Site. BIM information extends beyond individual buildings to the site as a whole. With a site facility management model, you can capture information about exterior components such as generators, maintenance pads, and parking spaces. This allows the facility manager to coordinate maintenance processes for the entire campus in one place. The facility maintenance team can quickly access the construction material and product information of a site element needing maintenance. For example, if 14 potholes in the parking lot will be repaired on Wednesday, the model can show whether the road is concrete or asphalt. A scope of repair drawing could be produced that provides the amount of material and cost of repair. In addition, a record of maintenance could be added to the model indicating when the repair is scheduled and completed. A notification can be sent to all campus employees ahead of time showing exact locations affected and temporary detours to avoid the maintenance efforts. With all this information available, the work doesn’t have to disrupt operations at all.
Connecting + Talent
Today’s tools offer even more critical opportunities to assist facility management. Software applications can embed training material, cut sheets, and maintenance schedules, as well as links to supplier Internet pages. With cloud-based tools, the facility management model can be viewed remotely from tablets or smartphones in real time, even when employees are not connected to their office computers.
BIM also revitalizes the traditional goal of a master planner with opportunities for the life cycling of the facility. Everyone understands the importance of quick access to information, but to achieve the comprehensive and instantaneous access that is being demanded in many industries, these tools need to be implemented in all processes, from construction to facility management.

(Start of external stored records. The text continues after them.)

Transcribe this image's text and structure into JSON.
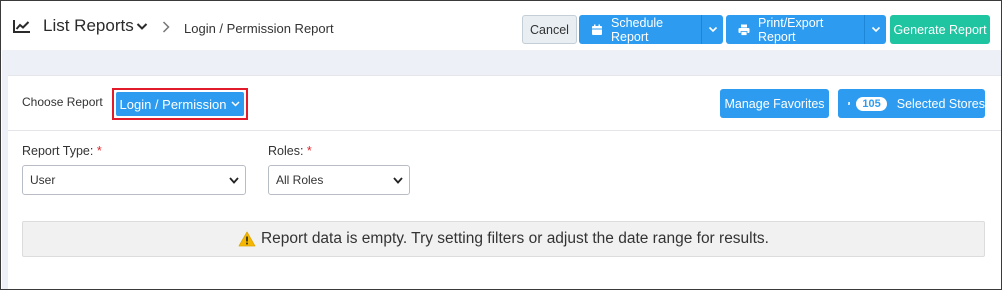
{
  "header": {
    "title": "List Reports",
    "breadcrumb": "Login / Permission Report",
    "icons": {
      "title": "line-chart-icon",
      "dropdown": "chevron-down-icon",
      "separator": "chevron-right-icon"
    }
  },
  "toolbar": {
    "cancel_label": "Cancel",
    "schedule_label": "Schedule Report",
    "print_label": "Print/Export Report",
    "generate_label": "Generate Report"
  },
  "report_selector": {
    "label": "Choose Report",
    "selected": "Login / Permission",
    "manage_favorites_label": "Manage Favorites",
    "stores_count": "105",
    "stores_label": "Selected Stores"
  },
  "filters": {
    "report_type": {
      "label": "Report Type:",
      "required_mark": "*",
      "value": "User"
    },
    "roles": {
      "label": "Roles:",
      "required_mark": "*",
      "value": "All Roles"
    }
  },
  "message": {
    "text": "Report data is empty. Try setting filters or adjust the date range for results.",
    "icon": "warning-icon"
  },
  "colors": {
    "primary": "#2d9cf0",
    "success": "#1fc4a0",
    "highlight": "#e21b2a",
    "warning": "#f5b700"
  }
}
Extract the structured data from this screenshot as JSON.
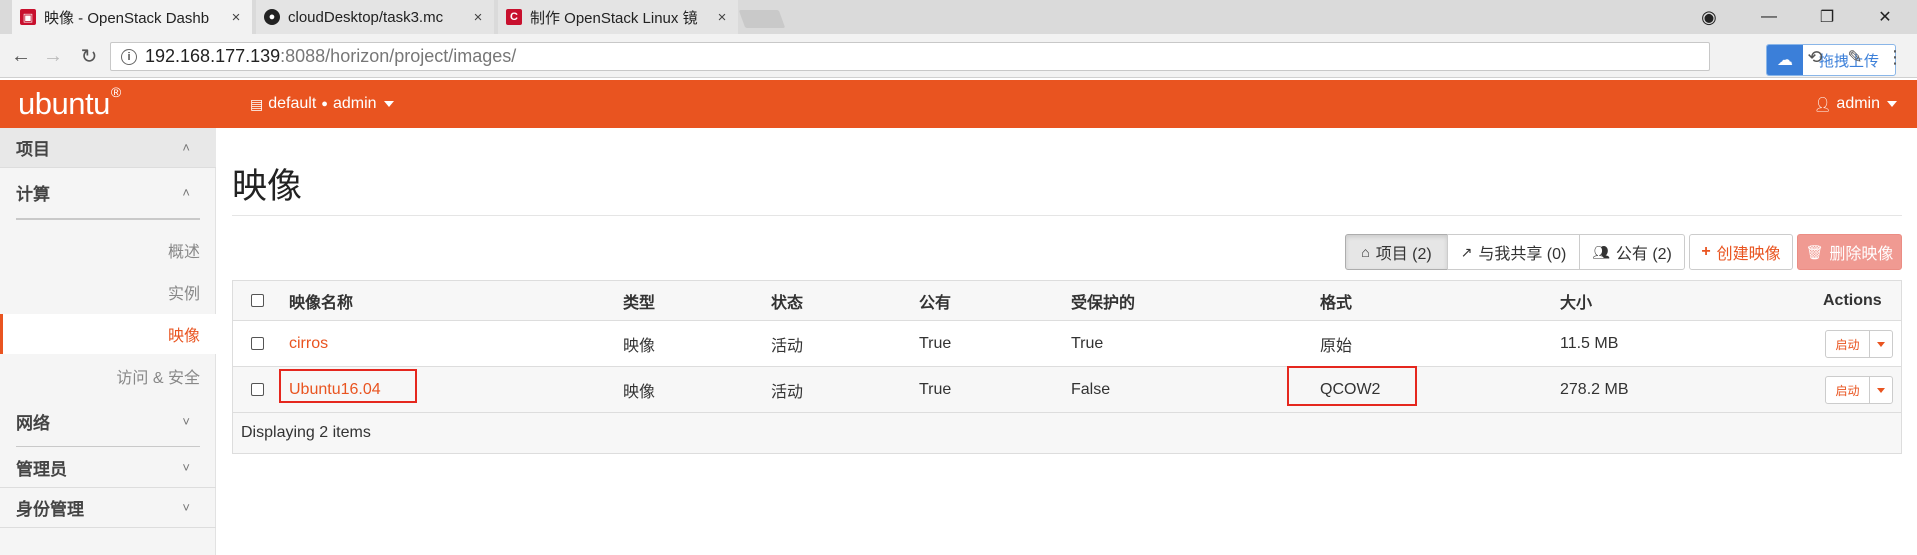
{
  "browser": {
    "tabs": [
      {
        "title": "映像 - OpenStack Dashb",
        "favicon": "openstack-favicon",
        "close": "×"
      },
      {
        "title": "cloudDesktop/task3.mc",
        "favicon": "github-icon",
        "close": "×"
      },
      {
        "title": "制作 OpenStack Linux 镜",
        "favicon": "csdn-icon",
        "close": "×"
      }
    ],
    "window_controls": {
      "minimize": "—",
      "restore": "❐",
      "close": "✕"
    },
    "url_host": "192.168.177.139",
    "url_path": ":8088/horizon/project/images/",
    "extension_label": "拖拽上传"
  },
  "header": {
    "brand": "ubuntu",
    "brand_mark": "®",
    "context_domain": "default",
    "context_project": "admin",
    "user": "admin"
  },
  "sidebar": {
    "project": "项目",
    "compute": "计算",
    "compute_items": [
      "概述",
      "实例",
      "映像",
      "访问 & 安全"
    ],
    "active_item": "映像",
    "network": "网络",
    "admin": "管理员",
    "identity": "身份管理"
  },
  "page": {
    "title": "映像"
  },
  "filters": {
    "project": "项目 (2)",
    "shared": "与我共享 (0)",
    "public": "公有 (2)"
  },
  "actions": {
    "create": "创建映像",
    "delete": "删除映像"
  },
  "table": {
    "columns": [
      "映像名称",
      "类型",
      "状态",
      "公有",
      "受保护的",
      "格式",
      "大小",
      "Actions"
    ],
    "rows": [
      {
        "name": "cirros",
        "type": "映像",
        "status": "活动",
        "public": "True",
        "protected": "True",
        "format": "原始",
        "size": "11.5 MB",
        "action": "启动"
      },
      {
        "name": "Ubuntu16.04",
        "type": "映像",
        "status": "活动",
        "public": "True",
        "protected": "False",
        "format": "QCOW2",
        "size": "278.2 MB",
        "action": "启动"
      }
    ],
    "footer": "Displaying 2 items"
  },
  "colors": {
    "accent": "#e95420",
    "highlight_box": "#e5271e"
  }
}
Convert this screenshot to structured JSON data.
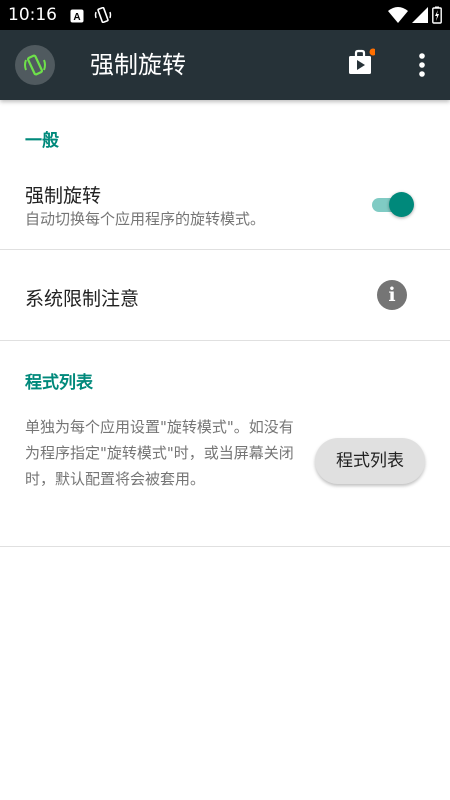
{
  "status_bar": {
    "time": "10:16"
  },
  "app_bar": {
    "title": "强制旋转"
  },
  "sections": {
    "general": {
      "header": "一般",
      "force_rotation": {
        "title": "强制旋转",
        "subtitle": "自动切换每个应用程序的旋转模式。",
        "enabled": true
      },
      "system_limit": {
        "title": "系统限制注意",
        "info_glyph": "i"
      }
    },
    "app_list": {
      "header": "程式列表",
      "description": "单独为每个应用设置\"旋转模式\"。如没有为程序指定\"旋转模式\"时，或当屏幕关闭时，默认配置将会被套用。",
      "button_label": "程式列表"
    }
  },
  "colors": {
    "accent": "#00897b",
    "app_bar": "#263238",
    "notification_dot": "#ff6f00"
  },
  "icons": [
    "rotation-icon",
    "a-icon",
    "wifi-icon",
    "signal-icon",
    "battery-charging-icon",
    "store-icon",
    "more-vert-icon",
    "info-icon"
  ]
}
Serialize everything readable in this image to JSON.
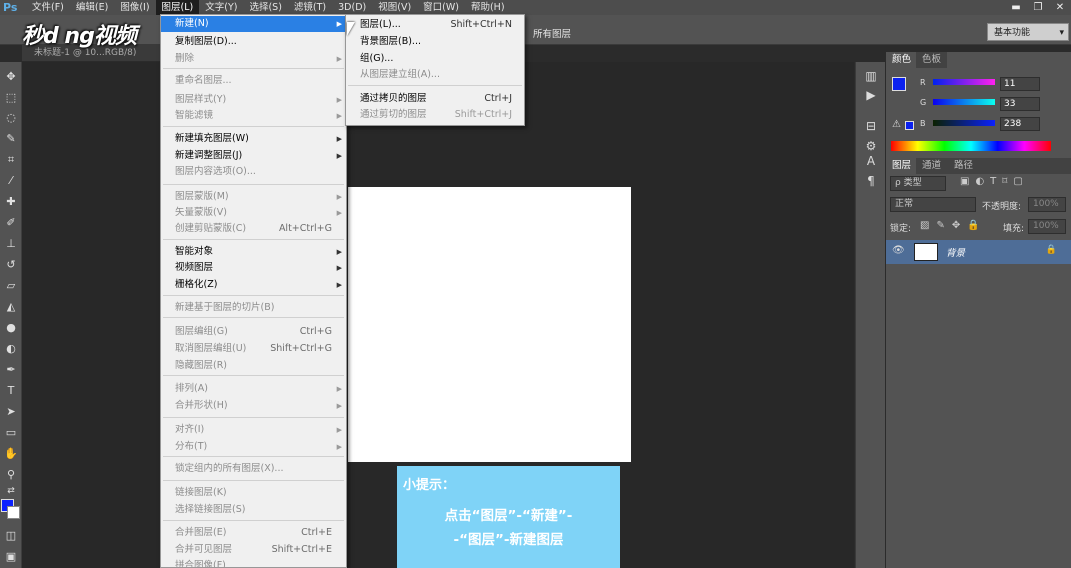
{
  "app": {
    "logo": "Ps"
  },
  "menubar": {
    "items": [
      "文件(F)",
      "编辑(E)",
      "图像(I)",
      "图层(L)",
      "文字(Y)",
      "选择(S)",
      "滤镜(T)",
      "3D(D)",
      "视图(V)",
      "窗口(W)",
      "帮助(H)"
    ],
    "active": "图层(L)"
  },
  "window_controls": {
    "minimize": "▬",
    "restore": "❐",
    "close": "✕"
  },
  "options_bar": {
    "all_layers": "所有图层",
    "workspace": "基本功能"
  },
  "watermark": "秒d ng视频",
  "document_tab": "未标题-1 @ 10...RGB/8)",
  "layer_menu": {
    "items": [
      {
        "label": "新建(N)",
        "shortcut": "",
        "submenu": true,
        "highlighted": true,
        "disabled": false
      },
      {
        "label": "复制图层(D)...",
        "shortcut": "",
        "submenu": false,
        "disabled": false
      },
      {
        "label": "删除",
        "shortcut": "",
        "submenu": true,
        "disabled": true
      },
      {
        "label": "重命名图层...",
        "shortcut": "",
        "submenu": false,
        "disabled": true
      },
      {
        "label": "图层样式(Y)",
        "shortcut": "",
        "submenu": true,
        "disabled": true
      },
      {
        "label": "智能滤镜",
        "shortcut": "",
        "submenu": true,
        "disabled": true
      },
      {
        "label": "新建填充图层(W)",
        "shortcut": "",
        "submenu": true,
        "disabled": false
      },
      {
        "label": "新建调整图层(J)",
        "shortcut": "",
        "submenu": true,
        "disabled": false
      },
      {
        "label": "图层内容选项(O)...",
        "shortcut": "",
        "submenu": false,
        "disabled": true
      },
      {
        "label": "图层蒙版(M)",
        "shortcut": "",
        "submenu": true,
        "disabled": true
      },
      {
        "label": "矢量蒙版(V)",
        "shortcut": "",
        "submenu": true,
        "disabled": true
      },
      {
        "label": "创建剪贴蒙版(C)",
        "shortcut": "Alt+Ctrl+G",
        "submenu": false,
        "disabled": true
      },
      {
        "label": "智能对象",
        "shortcut": "",
        "submenu": true,
        "disabled": false
      },
      {
        "label": "视频图层",
        "shortcut": "",
        "submenu": true,
        "disabled": false
      },
      {
        "label": "栅格化(Z)",
        "shortcut": "",
        "submenu": true,
        "disabled": false
      },
      {
        "label": "新建基于图层的切片(B)",
        "shortcut": "",
        "submenu": false,
        "disabled": true
      },
      {
        "label": "图层编组(G)",
        "shortcut": "Ctrl+G",
        "submenu": false,
        "disabled": true
      },
      {
        "label": "取消图层编组(U)",
        "shortcut": "Shift+Ctrl+G",
        "submenu": false,
        "disabled": true
      },
      {
        "label": "隐藏图层(R)",
        "shortcut": "",
        "submenu": false,
        "disabled": true
      },
      {
        "label": "排列(A)",
        "shortcut": "",
        "submenu": true,
        "disabled": true
      },
      {
        "label": "合并形状(H)",
        "shortcut": "",
        "submenu": true,
        "disabled": true
      },
      {
        "label": "对齐(I)",
        "shortcut": "",
        "submenu": true,
        "disabled": true
      },
      {
        "label": "分布(T)",
        "shortcut": "",
        "submenu": true,
        "disabled": true
      },
      {
        "label": "锁定组内的所有图层(X)...",
        "shortcut": "",
        "submenu": false,
        "disabled": true
      },
      {
        "label": "链接图层(K)",
        "shortcut": "",
        "submenu": false,
        "disabled": true
      },
      {
        "label": "选择链接图层(S)",
        "shortcut": "",
        "submenu": false,
        "disabled": true
      },
      {
        "label": "合并图层(E)",
        "shortcut": "Ctrl+E",
        "submenu": false,
        "disabled": true
      },
      {
        "label": "合并可见图层",
        "shortcut": "Shift+Ctrl+E",
        "submenu": false,
        "disabled": true
      },
      {
        "label": "拼合图像(F)",
        "shortcut": "",
        "submenu": false,
        "disabled": true
      }
    ]
  },
  "new_submenu": {
    "items": [
      {
        "label": "图层(L)...",
        "shortcut": "Shift+Ctrl+N",
        "disabled": false
      },
      {
        "label": "背景图层(B)...",
        "shortcut": "",
        "disabled": false
      },
      {
        "label": "组(G)...",
        "shortcut": "",
        "disabled": false
      },
      {
        "label": "从图层建立组(A)...",
        "shortcut": "",
        "disabled": true
      },
      {
        "label": "通过拷贝的图层",
        "shortcut": "Ctrl+J",
        "disabled": false
      },
      {
        "label": "通过剪切的图层",
        "shortcut": "Shift+Ctrl+J",
        "disabled": true
      }
    ]
  },
  "tip": {
    "title": "小提示：",
    "line1": "点击“图层”-“新建”-",
    "line2": "-“图层”-新建图层"
  },
  "color_panel": {
    "tabs": [
      "颜色",
      "色板"
    ],
    "channels": [
      {
        "label": "R",
        "value": "11"
      },
      {
        "label": "G",
        "value": "33"
      },
      {
        "label": "B",
        "value": "238"
      }
    ],
    "foreground": "#0b21ee"
  },
  "layers_panel": {
    "tabs": [
      "图层",
      "通道",
      "路径"
    ],
    "filter_label": "ρ 类型",
    "blend_mode": "正常",
    "opacity_label": "不透明度:",
    "opacity_value": "100%",
    "lock_label": "锁定:",
    "fill_label": "填充:",
    "fill_value": "100%",
    "layer_name": "背景"
  },
  "colors": {
    "accent": "#2a80e4",
    "tip_bg": "#7fd3f7",
    "layer_selected": "#4e6d97"
  }
}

BIM can even serve as a recruitment tool for young graduates who are looking for new (or better) jobs and are considering how technically sophisticated their prospective employer is. Will the job let the employee work remotely or will they be handcuffed to their cubicle? Are cutting-edge technologies implemented to allow employees to do their job more efficiently and effectively? If the company uses BIM processes for facility management, it is a sure sign of an organization that is looking to the future and not doing things because that is the way it has always been done.
Cost-effective facility management is a byproduct of good planning and design. Through planning ahead, optimizing value for facilities, equipment, and site lifecycle issues, as well as providing new levels of technological linkage, BIM successfully supports instant, precise, and user-friendly access to efficient facility management for the future.
Scott Adams is manager of Practice Technology with Ghafari Associates. He can be reached at email@example.com.
Email comments and questions to firstname.lastname@example.org.
Why BIM Is Valuable For LIfe-Cycle Considerations